What is wanted is every record, duplicated word for word.

(Element data from apps and pages)
+ + + + +

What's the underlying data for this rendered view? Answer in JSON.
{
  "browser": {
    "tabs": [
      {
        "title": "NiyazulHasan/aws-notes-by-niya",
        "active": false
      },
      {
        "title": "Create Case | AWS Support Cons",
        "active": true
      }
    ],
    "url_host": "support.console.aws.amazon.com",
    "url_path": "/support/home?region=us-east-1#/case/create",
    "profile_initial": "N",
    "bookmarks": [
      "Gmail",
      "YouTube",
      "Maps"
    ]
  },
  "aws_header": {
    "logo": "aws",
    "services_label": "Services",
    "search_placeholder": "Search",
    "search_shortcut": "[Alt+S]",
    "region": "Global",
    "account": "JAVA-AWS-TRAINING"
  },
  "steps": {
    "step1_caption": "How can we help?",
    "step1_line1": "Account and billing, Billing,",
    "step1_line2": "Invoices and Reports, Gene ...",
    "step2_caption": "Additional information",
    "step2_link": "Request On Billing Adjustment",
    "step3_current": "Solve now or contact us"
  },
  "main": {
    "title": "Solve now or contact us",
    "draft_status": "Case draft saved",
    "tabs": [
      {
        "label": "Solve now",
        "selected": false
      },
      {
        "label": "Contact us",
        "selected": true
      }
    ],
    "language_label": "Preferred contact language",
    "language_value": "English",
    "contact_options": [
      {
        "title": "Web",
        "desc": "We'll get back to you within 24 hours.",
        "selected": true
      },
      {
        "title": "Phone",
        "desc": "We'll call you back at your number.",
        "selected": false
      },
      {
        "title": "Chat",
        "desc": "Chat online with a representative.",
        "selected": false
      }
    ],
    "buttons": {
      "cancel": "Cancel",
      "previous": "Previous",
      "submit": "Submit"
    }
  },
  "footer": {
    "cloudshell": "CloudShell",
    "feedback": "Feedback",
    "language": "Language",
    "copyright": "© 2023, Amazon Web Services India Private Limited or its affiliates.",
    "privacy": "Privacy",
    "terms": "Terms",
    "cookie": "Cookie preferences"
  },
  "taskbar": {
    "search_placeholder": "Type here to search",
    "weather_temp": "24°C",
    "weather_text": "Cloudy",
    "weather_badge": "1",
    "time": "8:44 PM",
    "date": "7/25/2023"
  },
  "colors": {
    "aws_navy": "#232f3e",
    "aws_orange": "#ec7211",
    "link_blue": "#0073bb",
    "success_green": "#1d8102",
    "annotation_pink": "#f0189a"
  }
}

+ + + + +

• **EXERCISE OUTPUT**:
What's the underlying data for this rendered view? Answer in JSON.
{
  "browser": {
    "tabs": [
      {
        "title": "NiyazulHasan/aws-notes-by-niya",
        "active": false
      },
      {
        "title": "Create Case | AWS Support Cons",
        "active": true
      }
    ],
    "url_host": "support.console.aws.amazon.com",
    "url_path": "/support/home?region=us-east-1#/case/create",
    "profile_initial": "N",
    "bookmarks": [
      "Gmail",
      "YouTube",
      "Maps"
    ]
  },
  "aws_header": {
    "logo": "aws",
    "services_label": "Services",
    "search_placeholder": "Search",
    "search_shortcut": "[Alt+S]",
    "region": "Global",
    "account": "JAVA-AWS-TRAINING"
  },
  "steps": {
    "step1_caption": "How can we help?",
    "step1_line1": "Account and billing, Billing,",
    "step1_line2": "Invoices and Reports, Gene ...",
    "step2_caption": "Additional information",
    "step2_link": "Request On Billing Adjustment",
    "step3_current": "Solve now or contact us"
  },
  "main": {
    "title": "Solve now or contact us",
    "draft_status": "Case draft saved",
    "tabs": [
      {
        "label": "Solve now",
        "selected": false
      },
      {
        "label": "Contact us",
        "selected": true
      }
    ],
    "language_label": "Preferred contact language",
    "language_value": "English",
    "contact_options": [
      {
        "title": "Web",
        "desc": "We'll get back to you within 24 hours.",
        "selected": true
      },
      {
        "title": "Phone",
        "desc": "We'll call you back at your number.",
        "selected": false
      },
      {
        "title": "Chat",
        "desc": "Chat online with a representative.",
        "selected": false
      }
    ],
    "buttons": {
      "cancel": "Cancel",
      "previous": "Previous",
      "submit": "Submit"
    }
  },
  "footer": {
    "cloudshell": "CloudShell",
    "feedback": "Feedback",
    "language": "Language",
    "copyright": "© 2023, Amazon Web Services India Private Limited or its affiliates.",
    "privacy": "Privacy",
    "terms": "Terms",
    "cookie": "Cookie preferences"
  },
  "taskbar": {
    "search_placeholder": "Type here to search",
    "weather_temp": "24°C",
    "weather_text": "Cloudy",
    "weather_badge": "1",
    "time": "8:44 PM",
    "date": "7/25/2023"
  },
  "colors": {
    "aws_navy": "#232f3e",
    "aws_orange": "#ec7211",
    "link_blue": "#0073bb",
    "success_green": "#1d8102",
    "annotation_pink": "#f0189a"
  }
}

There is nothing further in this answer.